→ Work task
Should a picture appear anywhere in the data, omit it and copy everything else exactly.

→ Exercise input
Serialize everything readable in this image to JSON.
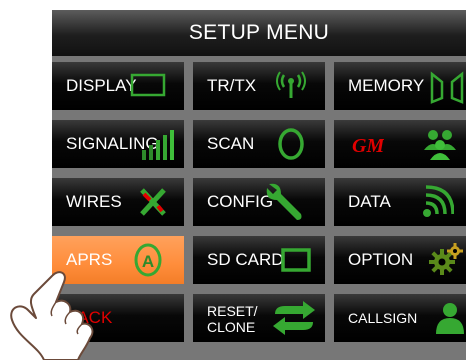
{
  "menu": {
    "title": "SETUP MENU",
    "items": [
      {
        "label": "DISPLAY",
        "icon": "display-frame-icon"
      },
      {
        "label": "TR/TX",
        "icon": "antenna-icon"
      },
      {
        "label": "MEMORY",
        "icon": "memory-bracket-icon"
      },
      {
        "label": "SIGNALING",
        "icon": "signal-bars-icon"
      },
      {
        "label": "SCAN",
        "icon": "scan-ring-icon"
      },
      {
        "label": "",
        "icon": "gm-logo-icon",
        "logo_text": "GM"
      },
      {
        "label": "WIRES",
        "icon": "wires-x-icon"
      },
      {
        "label": "CONFIG",
        "icon": "wrench-icon"
      },
      {
        "label": "DATA",
        "icon": "data-wave-icon"
      },
      {
        "label": "APRS",
        "icon": "aprs-a-icon",
        "icon_letter": "A",
        "active": true
      },
      {
        "label": "SD CARD",
        "icon": "sd-card-icon"
      },
      {
        "label": "OPTION",
        "icon": "gear-icon"
      },
      {
        "label": "BACK",
        "icon": "none"
      },
      {
        "label": "RESET/\nCLONE",
        "icon": "reset-arrows-icon"
      },
      {
        "label": "CALLSIGN",
        "icon": "user-icon"
      }
    ]
  },
  "colors": {
    "background": "#333333",
    "button": "#000000",
    "active_button": "#ff8d3b",
    "icon_green": "#36a832",
    "back_text": "#e10000",
    "gm_red": "#e10000"
  }
}
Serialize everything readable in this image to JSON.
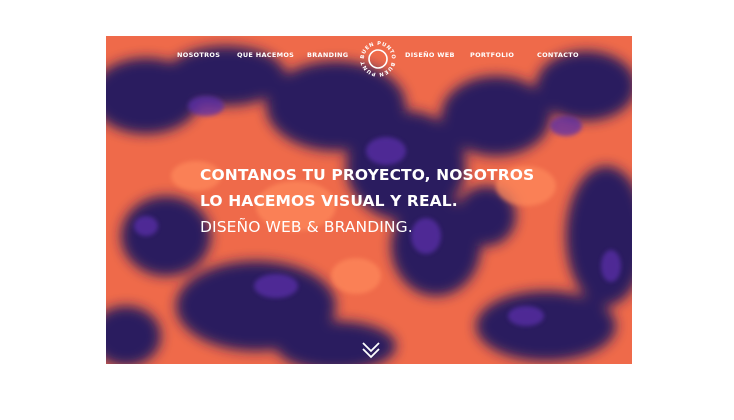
{
  "nav": {
    "items": [
      {
        "label": "NOSOTROS"
      },
      {
        "label": "QUE HACEMOS"
      },
      {
        "label": "BRANDING"
      },
      {
        "label": "DISEÑO WEB"
      },
      {
        "label": "PORTFOLIO"
      },
      {
        "label": "CONTACTO"
      }
    ],
    "logo_text": "BUEN PUNTO BUEN PUNTO"
  },
  "hero": {
    "line1": "CONTANOS TU PROYECTO, NOSOTROS",
    "line2": "LO HACEMOS VISUAL Y REAL.",
    "line3": "DISEÑO WEB & BRANDING."
  },
  "colors": {
    "accent": "#ef6a4a",
    "ink": "#2a1b5e",
    "text": "#ffffff"
  },
  "icons": {
    "scroll": "chevron-double-down-icon"
  }
}
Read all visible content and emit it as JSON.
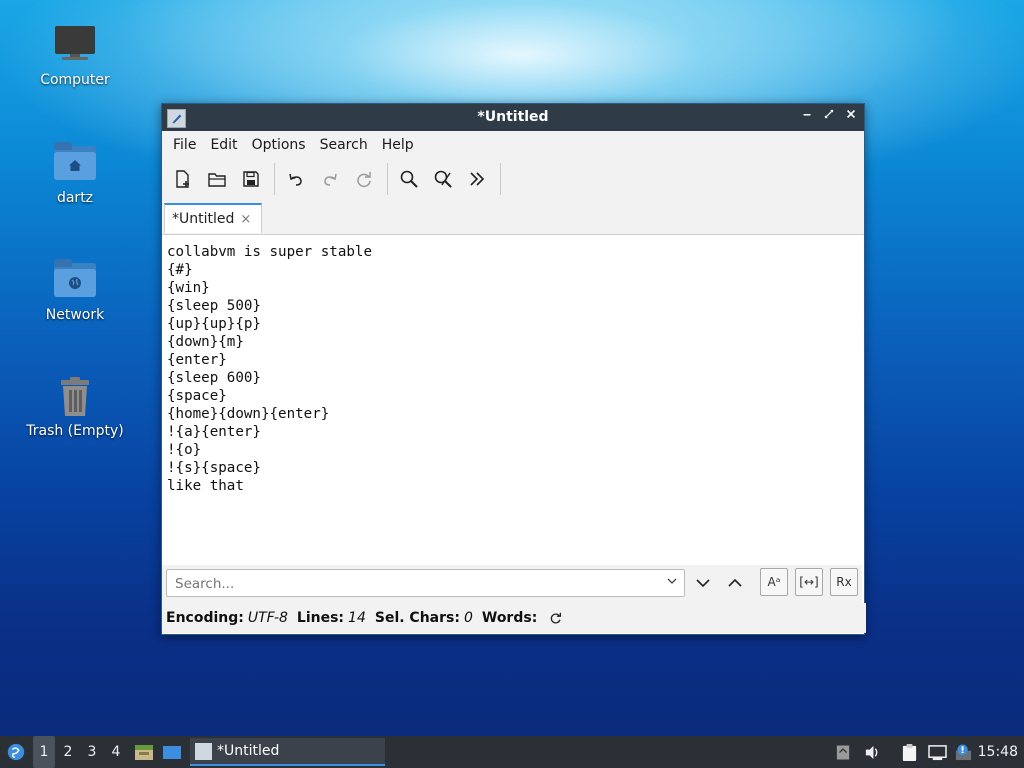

→ Solution to this task
Serialize everything readable in this image to JSON.
{
  "menu": {
    "title": "SETUP MENU",
    "items": [
      {
        "label": "DISPLAY",
        "icon": "display-frame-icon"
      },
      {
        "label": "TR/TX",
        "icon": "antenna-icon"
      },
      {
        "label": "MEMORY",
        "icon": "memory-bracket-icon"
      },
      {
        "label": "SIGNALING",
        "icon": "signal-bars-icon"
      },
      {
        "label": "SCAN",
        "icon": "scan-ring-icon"
      },
      {
        "label": "",
        "icon": "gm-logo-icon",
        "logo_text": "GM"
      },
      {
        "label": "WIRES",
        "icon": "wires-x-icon"
      },
      {
        "label": "CONFIG",
        "icon": "wrench-icon"
      },
      {
        "label": "DATA",
        "icon": "data-wave-icon"
      },
      {
        "label": "APRS",
        "icon": "aprs-a-icon",
        "icon_letter": "A",
        "active": true
      },
      {
        "label": "SD CARD",
        "icon": "sd-card-icon"
      },
      {
        "label": "OPTION",
        "icon": "gear-icon"
      },
      {
        "label": "BACK",
        "icon": "none"
      },
      {
        "label": "RESET/\nCLONE",
        "icon": "reset-arrows-icon"
      },
      {
        "label": "CALLSIGN",
        "icon": "user-icon"
      }
    ]
  },
  "colors": {
    "background": "#333333",
    "button": "#000000",
    "active_button": "#ff8d3b",
    "icon_green": "#36a832",
    "back_text": "#e10000",
    "gm_red": "#e10000"
  }
}
Serialize everything readable in this image to JSON.
{
  "nav": {
    "items": [
      {
        "label": "NOSOTROS"
      },
      {
        "label": "QUE HACEMOS"
      },
      {
        "label": "BRANDING"
      },
      {
        "label": "DISEÑO WEB"
      },
      {
        "label": "PORTFOLIO"
      },
      {
        "label": "CONTACTO"
      }
    ],
    "logo_text": "BUEN PUNTO BUEN PUNTO"
  },
  "hero": {
    "line1": "CONTANOS TU PROYECTO, NOSOTROS",
    "line2": "LO HACEMOS VISUAL Y REAL.",
    "line3": "DISEÑO WEB & BRANDING."
  },
  "colors": {
    "accent": "#ef6a4a",
    "ink": "#2a1b5e",
    "text": "#ffffff"
  },
  "icons": {
    "scroll": "chevron-double-down-icon"
  }
}
Read all visible content and emit it as JSON.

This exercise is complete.